"So I made this," she added, holding up a large and anatomically correct vulva fashioned from cardboard and construction paper and dishtowels and pipe cleaners.
Sidou said her male coworkers were supportive of the decision to strike, even if they didn't quite understand why she'd made it. She said she provided some literature, which went unread. The refusal to listen "only reaffirmed" her striking spirit, she said. Sidou, a woman who works in a male-dominated field at a male-dominated company, attended the Day Without a Woman rally to rep her More Women project, which aims to make women more visible in politics, science, medicine, everywhere.
"We just need to be more visible," she said. "So I'm doing exactly what I can to make us more visible and I think walking around with a giant vulva is a good way of making women visible."
The women were visible at Trump International Hotel, where the masses marched after rally speeches wrapped. They cornered the hotel, not fully realizing the promised human ring around the building. Arrests interrupted the march, the NYPD taking four of the Women's March organizers — Tamika Mallory, Linda Sarsour, Carmen Perez and Bob Bland — into custody around 1 p.m. on grounds of "civil disobedience."

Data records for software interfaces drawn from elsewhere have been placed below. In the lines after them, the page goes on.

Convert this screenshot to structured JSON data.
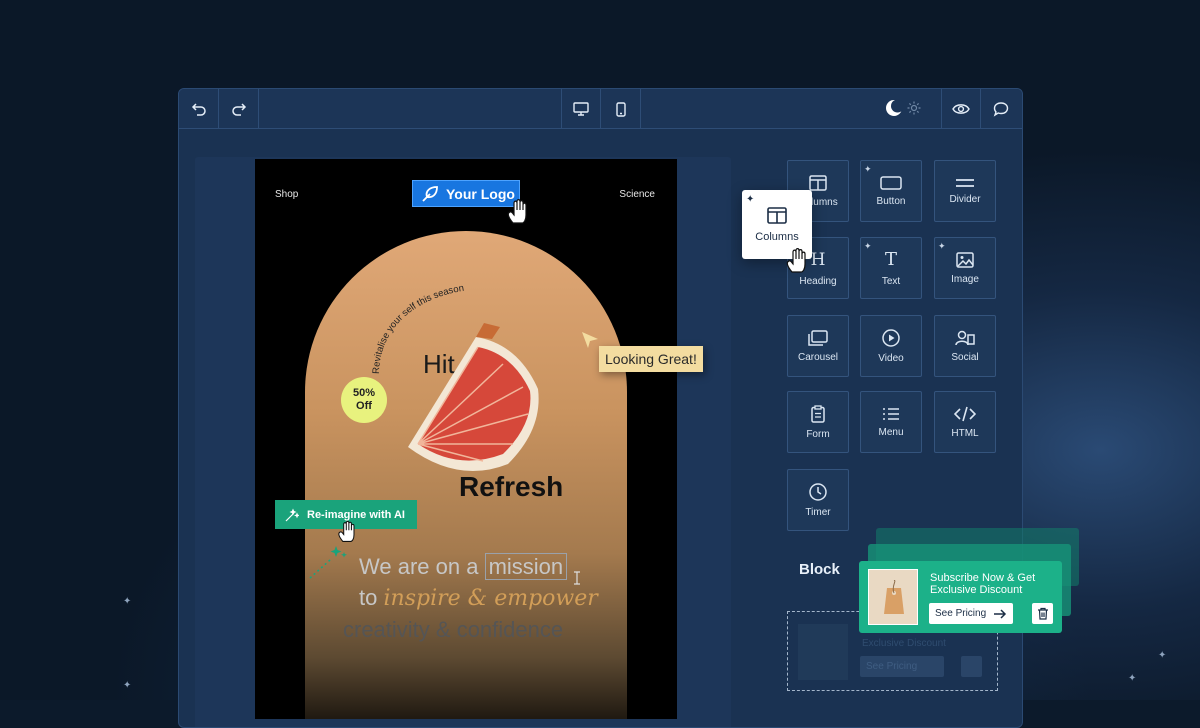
{
  "email": {
    "nav_left": "Shop",
    "nav_right": "Science",
    "logo_text": "Your Logo",
    "arch_caption": "Revitalise your self this season",
    "hit": "Hit",
    "refresh": "Refresh",
    "discount_value": "50%",
    "discount_unit": "Off",
    "mission_line1_a": "We are on a",
    "mission_line1_b": "mission",
    "mission_line2_a": "to",
    "mission_line2_b": "inspire & empower",
    "mission_line3": "creativity & confidence"
  },
  "panel": {
    "tiles": [
      {
        "label": "Columns",
        "icon": "columns-icon"
      },
      {
        "label": "Button",
        "icon": "button-icon"
      },
      {
        "label": "Divider",
        "icon": "divider-icon"
      },
      {
        "label": "Heading",
        "icon": "heading-icon"
      },
      {
        "label": "Text",
        "icon": "text-icon"
      },
      {
        "label": "Image",
        "icon": "image-icon"
      },
      {
        "label": "Carousel",
        "icon": "carousel-icon"
      },
      {
        "label": "Video",
        "icon": "video-icon"
      },
      {
        "label": "Social",
        "icon": "social-icon"
      },
      {
        "label": "Form",
        "icon": "form-icon"
      },
      {
        "label": "Menu",
        "icon": "menu-icon"
      },
      {
        "label": "HTML",
        "icon": "code-icon"
      },
      {
        "label": "Timer",
        "icon": "timer-icon"
      }
    ],
    "block_label": "Block",
    "ghost_title": "Exclusive Discount",
    "ghost_cta": "See Pricing"
  },
  "floating": {
    "columns_label": "Columns",
    "looking_great": "Looking Great!",
    "reimagine": "Re-imagine with AI"
  },
  "promo": {
    "title": "Subscribe Now & Get Exclusive Discount",
    "cta": "See Pricing"
  },
  "colors": {
    "background": "#0b1828",
    "window": "#1a3252",
    "logo_blue": "#1876e0",
    "ai_green": "#1aa37b",
    "promo_green": "#1cb189",
    "badge_yellow": "#e8f27e",
    "tooltip_yellow": "#f3dca0"
  }
}
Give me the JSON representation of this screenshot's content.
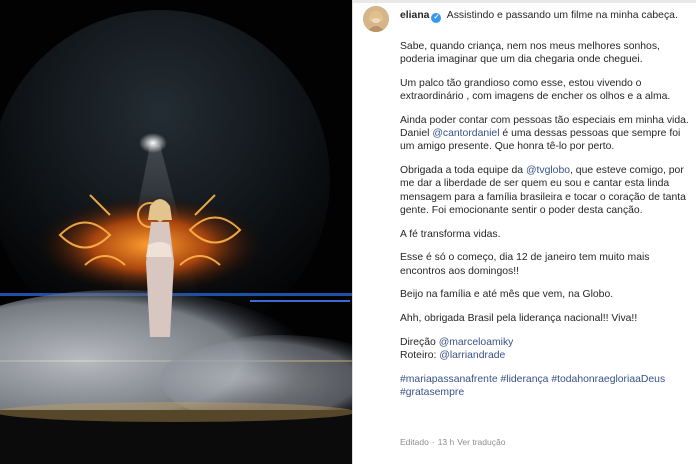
{
  "post": {
    "username": "eliana",
    "first_line": "Assistindo e passando um filme na minha cabeça.",
    "p1": "Sabe, quando criança, nem nos meus melhores sonhos, poderia imaginar que um dia chegaria onde cheguei.",
    "p2": "Um palco tão grandioso como esse, estou vivendo o extraordinário , com imagens de encher os olhos e a alma.",
    "p3_a": "Ainda poder contar com pessoas tão especiais em minha vida. Daniel ",
    "p3_mention": "@cantordaniel",
    "p3_b": " é uma dessas pessoas que sempre foi um amigo presente. Que honra tê-lo por perto.",
    "p4_a": "Obrigada a toda equipe da ",
    "p4_mention": "@tvglobo",
    "p4_b": ", que esteve comigo, por me dar a liberdade de ser quem eu sou e cantar esta linda mensagem para a família brasileira e tocar o coração de tanta gente. Foi emocionante sentir o poder desta canção.",
    "p5": "A fé transforma vidas.",
    "p6": "Esse é só o começo, dia 12 de janeiro tem muito mais encontros aos domingos!!",
    "p7": "Beijo na família e até mês que vem, na Globo.",
    "p8": "Ahh, obrigada Brasil pela liderança nacional!! Viva!!",
    "credit1_label": "Direção ",
    "credit1_mention": "@marceloamiky",
    "credit2_label": "Roteiro: ",
    "credit2_mention": "@larriandrade",
    "hashtags_line1": "#mariapassanafrente #liderança #todahonraegloriaaDeus",
    "hashtags_line2": "#gratasempre",
    "meta_edited": "Editado",
    "meta_sep": "·",
    "meta_time": "13 h",
    "meta_translation": "Ver tradução"
  },
  "colors": {
    "mention": "#385185",
    "meta": "#8e8e8e",
    "text": "#262626",
    "verified": "#3897f0"
  },
  "icons": [
    "verified-badge-icon"
  ]
}
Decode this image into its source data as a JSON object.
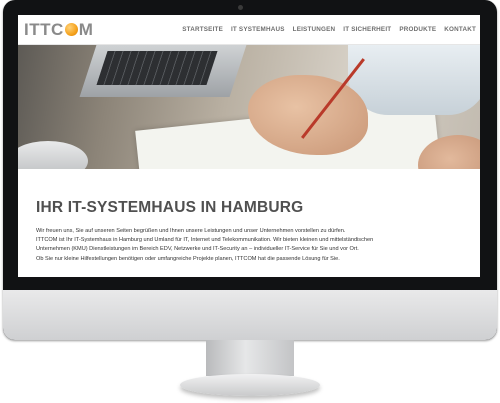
{
  "site": {
    "logo_text_left": "ITTC",
    "logo_text_right": "M",
    "nav": [
      "STARTSEITE",
      "IT SYSTEMHAUS",
      "LEISTUNGEN",
      "IT SICHERHEIT",
      "PRODUKTE",
      "KONTAKT"
    ]
  },
  "main": {
    "heading": "IHR IT-SYSTEMHAUS IN HAMBURG",
    "paragraphs": [
      "Wir freuen uns, Sie auf unseren Seiten begrüßen und Ihnen unsere Leistungen und unser Unternehmen vorstellen zu dürfen.",
      "ITTCOM ist Ihr IT-Systemhaus in Hamburg und Umland für IT, Internet und Telekommunikation. Wir bieten kleinen und mittelständischen",
      "Unternehmen (KMU) Dienstleistungen im Bereich EDV, Netzwerke und IT-Security an – individueller IT-Service für Sie und vor Ort.",
      "Ob Sie nur kleine Hilfestellungen benötigen oder umfangreiche Projekte planen, ITTCOM hat die passende Lösung für Sie."
    ]
  },
  "colors": {
    "logo_gray": "#8a8a8a",
    "globe_orange": "#f5a21c",
    "frame": "#111214"
  }
}
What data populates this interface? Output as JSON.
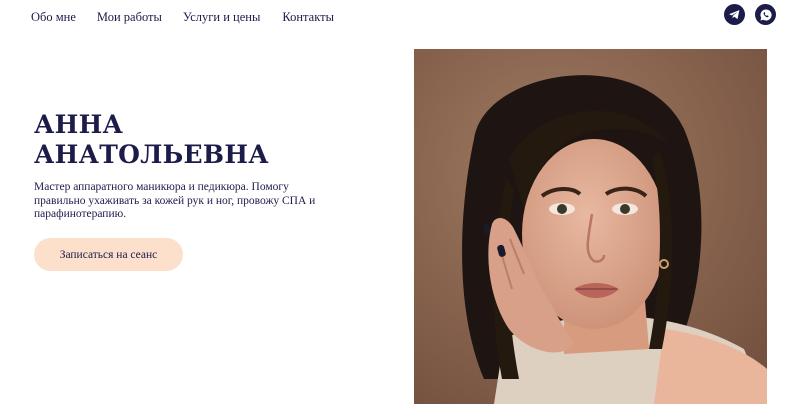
{
  "nav": {
    "items": [
      {
        "label": "Обо мне"
      },
      {
        "label": "Мои работы"
      },
      {
        "label": "Услуги и цены"
      },
      {
        "label": "Контакты"
      }
    ]
  },
  "social": {
    "icons": [
      "telegram-icon",
      "whatsapp-icon"
    ]
  },
  "hero": {
    "title_line1": "АННА",
    "title_line2": "АНАТОЛЬЕВНА",
    "description": "Мастер аппаратного маникюра и педикюра. Помогу правильно ухаживать за кожей рук и ног, провожу СПА и парафинотерапию.",
    "cta_label": "Записаться на сеанс"
  },
  "colors": {
    "primary": "#1c1c4a",
    "cta_background": "#fde0cc",
    "photo_background": "#8a6450"
  }
}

Roughly two or three dozen protesters rallied outside New York's 7th precinct where Mallory, Sarsour, Perez and Bland were held, along with 11 others who'd participated in the demonstration. At the time, police did not provide a clear timeline for release, but those gathered outside said everyone involved had peacefully submitted to arrest. Activists at the precinct carried over chants of "A Day Without a Woman is a day without me" and sung protest songs.

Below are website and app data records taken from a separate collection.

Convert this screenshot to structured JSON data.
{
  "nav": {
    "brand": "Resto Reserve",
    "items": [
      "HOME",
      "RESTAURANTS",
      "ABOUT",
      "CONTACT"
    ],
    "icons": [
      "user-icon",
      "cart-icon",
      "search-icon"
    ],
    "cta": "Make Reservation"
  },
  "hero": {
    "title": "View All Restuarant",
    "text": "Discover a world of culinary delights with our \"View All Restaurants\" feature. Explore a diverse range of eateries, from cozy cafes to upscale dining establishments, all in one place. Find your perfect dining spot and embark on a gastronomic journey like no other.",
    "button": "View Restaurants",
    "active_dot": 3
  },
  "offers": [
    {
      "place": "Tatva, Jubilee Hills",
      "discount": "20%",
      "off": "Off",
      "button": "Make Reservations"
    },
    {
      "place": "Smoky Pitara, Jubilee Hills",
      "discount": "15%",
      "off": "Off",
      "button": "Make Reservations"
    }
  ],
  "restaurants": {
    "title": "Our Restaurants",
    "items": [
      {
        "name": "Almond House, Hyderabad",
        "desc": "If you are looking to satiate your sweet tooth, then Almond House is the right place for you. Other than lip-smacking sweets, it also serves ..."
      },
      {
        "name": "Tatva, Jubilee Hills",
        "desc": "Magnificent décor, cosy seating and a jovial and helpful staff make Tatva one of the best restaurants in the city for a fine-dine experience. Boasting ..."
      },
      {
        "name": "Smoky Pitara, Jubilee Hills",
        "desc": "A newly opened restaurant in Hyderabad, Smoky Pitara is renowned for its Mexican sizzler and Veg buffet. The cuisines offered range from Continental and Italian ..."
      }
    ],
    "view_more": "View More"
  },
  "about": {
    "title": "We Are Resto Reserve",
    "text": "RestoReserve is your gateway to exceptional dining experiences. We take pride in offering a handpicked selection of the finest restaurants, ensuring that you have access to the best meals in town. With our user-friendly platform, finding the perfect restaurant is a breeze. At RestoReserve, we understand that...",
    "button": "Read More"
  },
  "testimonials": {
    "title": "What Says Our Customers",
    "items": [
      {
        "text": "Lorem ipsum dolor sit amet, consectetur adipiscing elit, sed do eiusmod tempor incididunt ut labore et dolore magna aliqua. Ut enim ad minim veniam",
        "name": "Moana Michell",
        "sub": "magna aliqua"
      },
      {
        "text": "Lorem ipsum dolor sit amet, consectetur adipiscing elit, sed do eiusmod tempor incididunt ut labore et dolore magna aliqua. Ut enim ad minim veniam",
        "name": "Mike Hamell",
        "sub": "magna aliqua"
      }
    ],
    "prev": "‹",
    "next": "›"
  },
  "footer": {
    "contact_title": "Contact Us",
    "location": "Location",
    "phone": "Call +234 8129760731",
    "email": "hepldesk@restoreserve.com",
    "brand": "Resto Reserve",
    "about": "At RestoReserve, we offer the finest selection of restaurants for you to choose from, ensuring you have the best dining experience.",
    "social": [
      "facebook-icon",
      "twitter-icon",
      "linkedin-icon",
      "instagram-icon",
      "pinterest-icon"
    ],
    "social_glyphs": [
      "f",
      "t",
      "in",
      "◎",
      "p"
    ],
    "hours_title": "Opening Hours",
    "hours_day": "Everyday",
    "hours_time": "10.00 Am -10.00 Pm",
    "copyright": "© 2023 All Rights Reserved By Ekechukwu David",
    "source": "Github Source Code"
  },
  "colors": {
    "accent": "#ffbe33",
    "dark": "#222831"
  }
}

Many participants in A Day Without a Woman maintained momentum well into the evening, showing up at Washington Square Park before 4 p.m., when a rally for the International Women's Strike was scheduled to begin. Many of the same protest signs were visible, and the red uniforms from the afternoon's protests mingled with the black ensembles called for by International Women's Strike organizers.
The Washington Square Park rally, likely because of its working person-friendly evening start time, trounced A Day Without a Woman in terms of attendance. But the intersectional feminist message was much the same, if slightly more specific and diverse in its presentation. A vast array of activists representing the transgender community, the labor movement, union organizers, pro-Palestinian groups, sex workers, Black Lives Matter, incarcerated women of color and many others took the stage, each emphasizing both women's oppression and their crucial social role. And, in many cases, a venomous disdain for the president.
"Where I come from, women choose our leadership," Betty Lyons, President and Executive Director of the American Indian Law Alliance, said in her speech. "We control that. We set them up, and we can take 'em down. And I'll tell you right now, that bastard in the White House wouldn't be sitting there today if you guys had that privilege as well."
The size of the crowd at Washington Square Park apparently exceeded organizers' expectations, and slowed the chain of events somewhat. As the clock ticked closer to six, people began to get audibly antsy, shouting over the speakers onstage, and over quips from fellow demonstrators, that it was time to march. Around dusk, protesters moved from the park to the streets, waving signs and shouting such familiar slogans as "racist, sexist, anti-gay, you can't take our rights away" and "hey hey, ho ho, Donald Trump has got to go."
While crowds at both protests were overwhelmingly female, men did in fact show up throughout the day. Ethan Goldberg, a Ph.D. student in English at CUNY Graduate Center, attended the International Women's Strike rally in support of women's rights.
"I'm a feminist, I guess," Goldberg, who wore cherry red lipstick, explained. His advice to men hoping to be better allies: "Be supportive, be empathetic, try to put yourself in the shoes of women, don't be reactionary, don't be stereotypical men," he suggested.
Perhaps also a swipe of solidarity lipstick?
Tom McKay contributed additional reporting to this story.